Most of the larger quantities of silt were obtained in the July cleanings of the basins, covering flood periods after April 15. The ratio of B to A for this quarter before denudation was 0.75 and after denudation 9.12. An increase of about 50 per cent in the average height of B flood crests, together with any direct effects of denudation on the soil, are seen, therefore, to have magnified the silt load of the stream twelve times."

Van Haven (1988) reports on a re-analysis of the data from Wagon Wheel Gap. Annual hydrograph parameters were generated for the two paired watersheds for the pre- and postreatment periods and tested using regression and covariance analyses. Average annual water yield, maximum daily discharge, high-flow volumes, recession flows, and baseflow were all increased significantly following complete deforestation of one watershed. With the exception of the first full year after treatment, deforestation had little effect on hydrograph timing. Deforestation increased both the slope and intercept of a linear equation describing the flow duration curve of Watershed B. These results agree with the results reported from the original study. However, some of the original study results for other hydrograph parameters could not be statistically supported.

The Wagon Wheel Gap study has been much cited in reviews and other studies of forest hydrology and paired watershed experiments.

C G Bates was Chief of Silvics for the US Forest Service Dsitrict 2 at the time of the Review of Forest Service Investigations in 1913.

A J Henry became Chief of the Division of Records and Meteorological Data of the US Weather Bureau

Reference Material[edit]

Van Haveren, B.P., 1988. Notes: A Reevaluation of the Wagon Wheel Gap Forest Watershed Experiment.

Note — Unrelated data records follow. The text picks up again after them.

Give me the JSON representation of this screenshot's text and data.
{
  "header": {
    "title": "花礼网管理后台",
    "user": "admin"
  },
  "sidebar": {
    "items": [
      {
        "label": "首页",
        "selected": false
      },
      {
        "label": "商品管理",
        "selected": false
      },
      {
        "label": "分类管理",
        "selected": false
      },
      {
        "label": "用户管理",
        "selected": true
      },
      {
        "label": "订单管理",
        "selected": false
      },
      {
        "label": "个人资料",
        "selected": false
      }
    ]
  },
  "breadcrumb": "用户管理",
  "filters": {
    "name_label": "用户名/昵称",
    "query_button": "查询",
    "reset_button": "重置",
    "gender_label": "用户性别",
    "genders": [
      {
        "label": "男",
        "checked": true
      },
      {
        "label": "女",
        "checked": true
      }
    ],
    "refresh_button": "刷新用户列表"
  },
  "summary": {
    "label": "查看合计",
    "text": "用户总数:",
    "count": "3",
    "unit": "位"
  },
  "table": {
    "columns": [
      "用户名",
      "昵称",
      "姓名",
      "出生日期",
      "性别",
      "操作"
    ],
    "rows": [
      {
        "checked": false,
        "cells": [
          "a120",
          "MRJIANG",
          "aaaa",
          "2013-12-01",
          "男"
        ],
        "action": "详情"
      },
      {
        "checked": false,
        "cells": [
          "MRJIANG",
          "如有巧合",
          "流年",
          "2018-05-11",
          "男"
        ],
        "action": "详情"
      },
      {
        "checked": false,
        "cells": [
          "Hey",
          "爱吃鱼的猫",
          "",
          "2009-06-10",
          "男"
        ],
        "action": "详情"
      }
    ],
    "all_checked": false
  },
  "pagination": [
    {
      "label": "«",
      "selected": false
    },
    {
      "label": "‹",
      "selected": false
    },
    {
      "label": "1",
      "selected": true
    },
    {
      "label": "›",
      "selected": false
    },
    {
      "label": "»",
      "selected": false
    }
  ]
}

Forest Science, 34(1), pp.208-214.

Bates, C.G. and Henry, A.J., 1928. Forest and stream flow at Wagon Wheel Gap, Colorado. Final report'. Mon. Weath. Rev. Suppl, 30, pp.1-79.

Bates, C.G. and Henry, A.J., 1928. Second Phase of Streamflow Experiment at Wagon Wheel Gap, Colo. Monthly Weather Review, 56(3), pp.79-80.

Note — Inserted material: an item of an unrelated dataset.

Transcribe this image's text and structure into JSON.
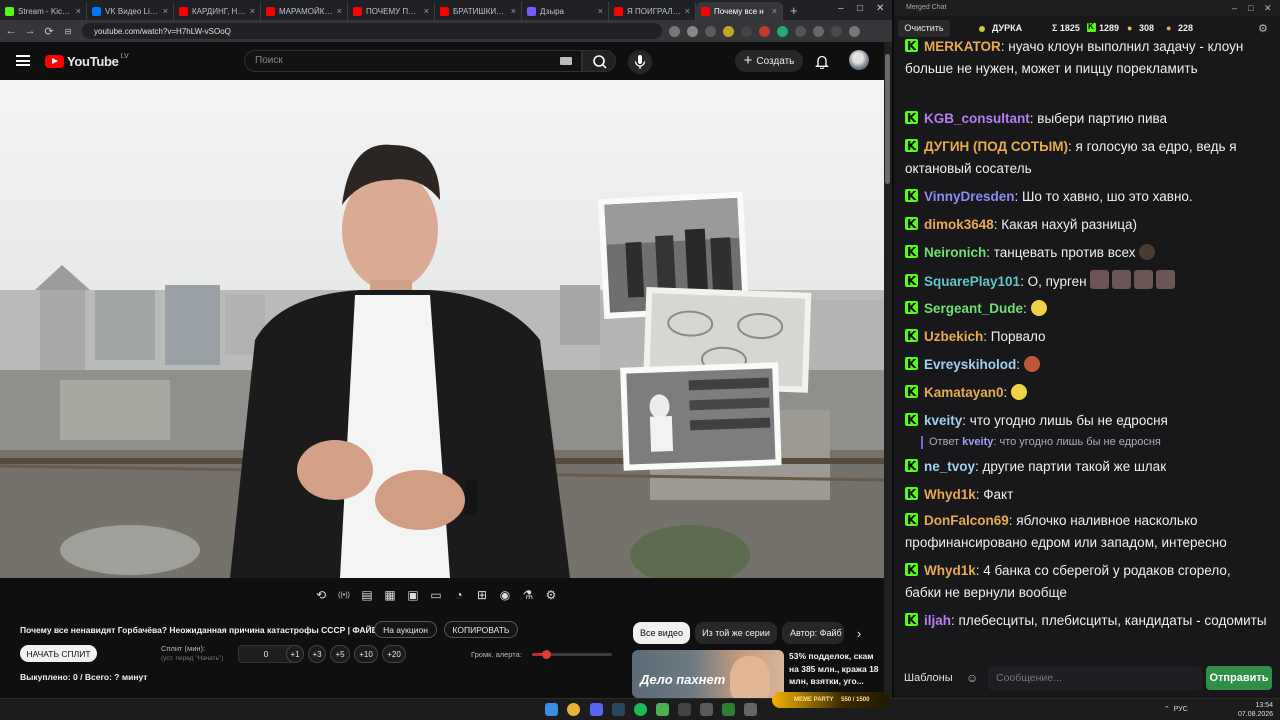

Bates, C G and Henry A J, 1921, Streamflow at Wagon Wheel Gap, Colo., Monthly Weather Review, 49(12), 637-650

Bates, C.G., 1921. First results in the streamflow experiment, Wagon Wheel Gap, Colorado. Journal of Forestry, 19(4), pp.402-408.

Frankenfeld, H C, 1910, The experimental station at Wagon Wheel Gap, Colorado, Monthly Weather Review, 38: 1453-1455